**Data excerpts**:
________________________

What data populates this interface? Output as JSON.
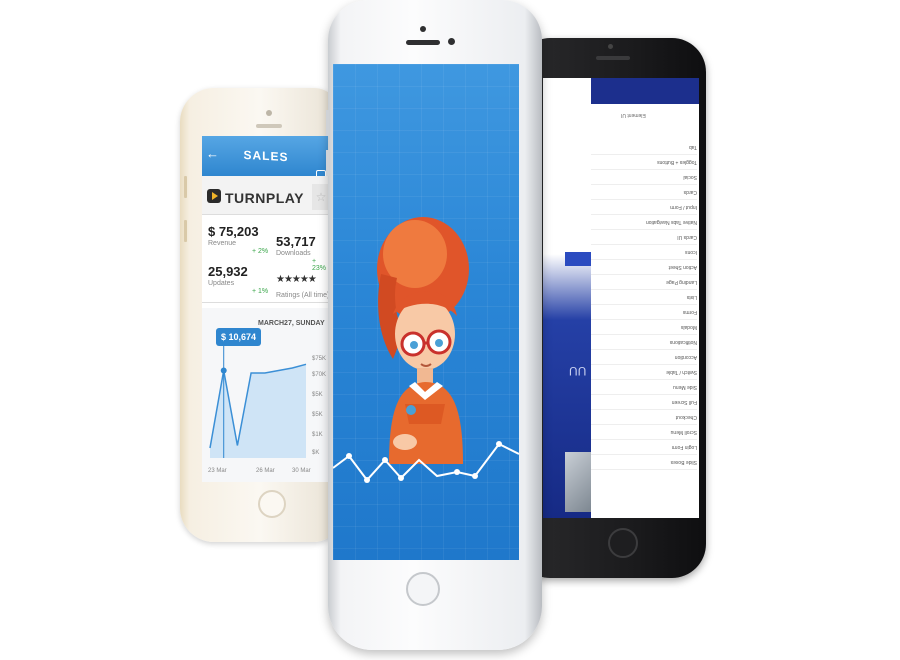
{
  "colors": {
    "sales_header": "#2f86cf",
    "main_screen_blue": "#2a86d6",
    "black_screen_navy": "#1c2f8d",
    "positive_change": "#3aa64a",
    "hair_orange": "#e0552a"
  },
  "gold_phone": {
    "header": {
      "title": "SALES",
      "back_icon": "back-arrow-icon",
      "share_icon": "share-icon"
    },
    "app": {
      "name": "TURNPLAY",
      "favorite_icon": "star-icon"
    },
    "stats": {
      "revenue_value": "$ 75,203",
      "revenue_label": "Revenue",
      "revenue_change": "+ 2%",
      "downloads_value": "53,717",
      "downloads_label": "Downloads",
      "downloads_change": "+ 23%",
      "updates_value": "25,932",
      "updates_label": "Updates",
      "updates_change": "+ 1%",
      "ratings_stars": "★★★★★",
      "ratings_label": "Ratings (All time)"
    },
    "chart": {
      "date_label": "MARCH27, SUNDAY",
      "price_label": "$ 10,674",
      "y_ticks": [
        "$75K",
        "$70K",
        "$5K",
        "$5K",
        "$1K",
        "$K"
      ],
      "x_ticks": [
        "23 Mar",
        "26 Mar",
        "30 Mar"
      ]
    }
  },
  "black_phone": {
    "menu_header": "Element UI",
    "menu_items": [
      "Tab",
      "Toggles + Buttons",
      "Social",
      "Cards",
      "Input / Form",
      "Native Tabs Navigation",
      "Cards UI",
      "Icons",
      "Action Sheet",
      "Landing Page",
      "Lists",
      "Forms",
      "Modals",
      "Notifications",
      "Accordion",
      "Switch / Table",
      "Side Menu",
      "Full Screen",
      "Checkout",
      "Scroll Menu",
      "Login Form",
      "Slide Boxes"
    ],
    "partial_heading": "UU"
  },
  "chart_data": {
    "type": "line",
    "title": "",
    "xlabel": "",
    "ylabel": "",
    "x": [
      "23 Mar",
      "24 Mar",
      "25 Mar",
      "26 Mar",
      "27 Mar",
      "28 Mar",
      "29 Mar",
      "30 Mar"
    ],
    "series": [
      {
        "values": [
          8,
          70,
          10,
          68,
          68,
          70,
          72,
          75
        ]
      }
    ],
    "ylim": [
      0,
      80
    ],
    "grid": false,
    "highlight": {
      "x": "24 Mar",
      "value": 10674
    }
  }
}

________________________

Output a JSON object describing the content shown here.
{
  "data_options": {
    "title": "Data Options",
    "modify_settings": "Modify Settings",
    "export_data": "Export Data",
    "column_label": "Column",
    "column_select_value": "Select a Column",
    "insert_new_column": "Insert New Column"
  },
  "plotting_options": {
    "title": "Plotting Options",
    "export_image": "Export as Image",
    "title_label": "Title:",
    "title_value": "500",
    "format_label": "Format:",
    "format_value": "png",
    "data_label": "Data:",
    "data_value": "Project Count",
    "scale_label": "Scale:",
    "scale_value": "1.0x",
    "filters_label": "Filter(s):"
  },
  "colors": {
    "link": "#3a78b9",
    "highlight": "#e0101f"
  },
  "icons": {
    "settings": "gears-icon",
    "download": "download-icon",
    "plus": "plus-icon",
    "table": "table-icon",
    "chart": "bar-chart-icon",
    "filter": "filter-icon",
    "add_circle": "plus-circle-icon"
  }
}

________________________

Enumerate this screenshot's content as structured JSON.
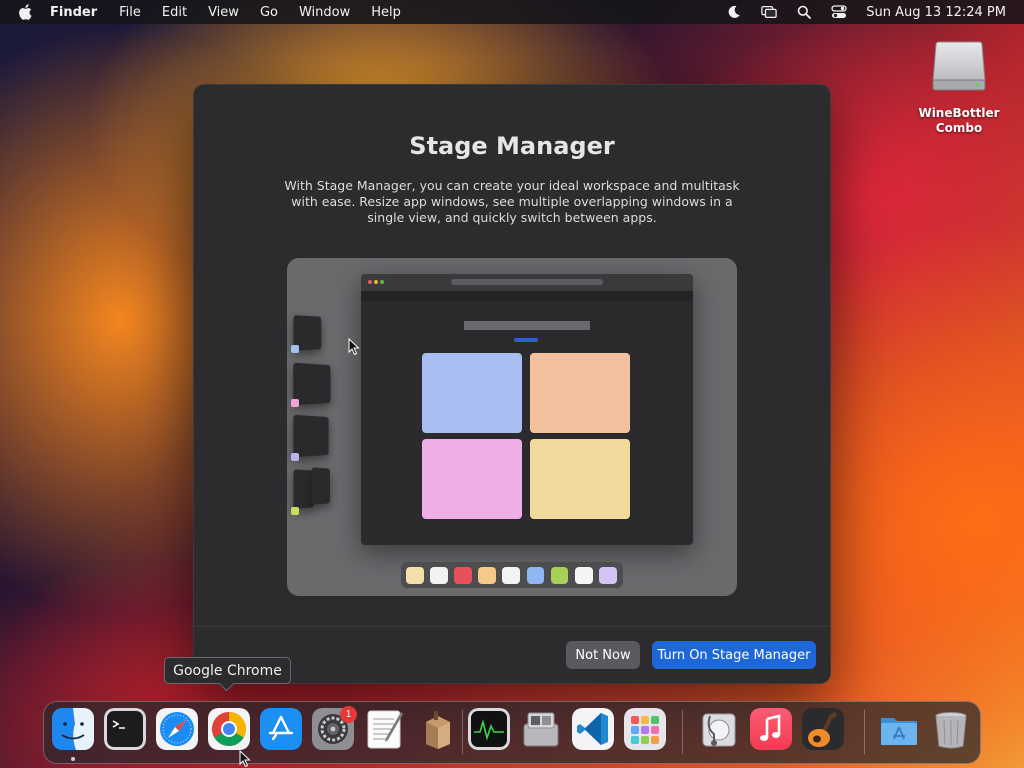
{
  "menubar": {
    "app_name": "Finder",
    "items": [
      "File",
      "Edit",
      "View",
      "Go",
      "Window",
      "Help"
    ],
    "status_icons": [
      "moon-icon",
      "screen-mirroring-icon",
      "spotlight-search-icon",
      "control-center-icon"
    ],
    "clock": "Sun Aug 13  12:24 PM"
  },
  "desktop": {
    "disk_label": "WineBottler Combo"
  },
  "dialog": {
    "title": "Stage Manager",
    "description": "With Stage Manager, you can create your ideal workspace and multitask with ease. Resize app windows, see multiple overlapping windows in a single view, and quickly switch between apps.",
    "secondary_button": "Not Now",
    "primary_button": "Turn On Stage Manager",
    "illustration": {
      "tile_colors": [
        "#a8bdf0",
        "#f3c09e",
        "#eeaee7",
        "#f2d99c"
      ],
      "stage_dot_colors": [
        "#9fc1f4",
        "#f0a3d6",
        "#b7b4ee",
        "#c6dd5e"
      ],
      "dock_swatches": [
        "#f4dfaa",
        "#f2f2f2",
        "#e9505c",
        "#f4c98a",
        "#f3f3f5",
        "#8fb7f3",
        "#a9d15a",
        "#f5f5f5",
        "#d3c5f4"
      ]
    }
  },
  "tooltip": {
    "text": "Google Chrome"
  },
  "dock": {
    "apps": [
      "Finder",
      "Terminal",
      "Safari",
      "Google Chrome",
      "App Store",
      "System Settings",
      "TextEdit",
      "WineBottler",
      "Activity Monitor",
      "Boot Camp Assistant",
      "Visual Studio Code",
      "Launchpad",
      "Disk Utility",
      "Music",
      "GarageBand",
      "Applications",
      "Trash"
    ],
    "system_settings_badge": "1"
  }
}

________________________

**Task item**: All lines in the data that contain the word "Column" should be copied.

**Problem solution**:
    "column_label": "Column",
    "column_select_value": "Select a Column",
    "insert_new_column": "Insert New Column"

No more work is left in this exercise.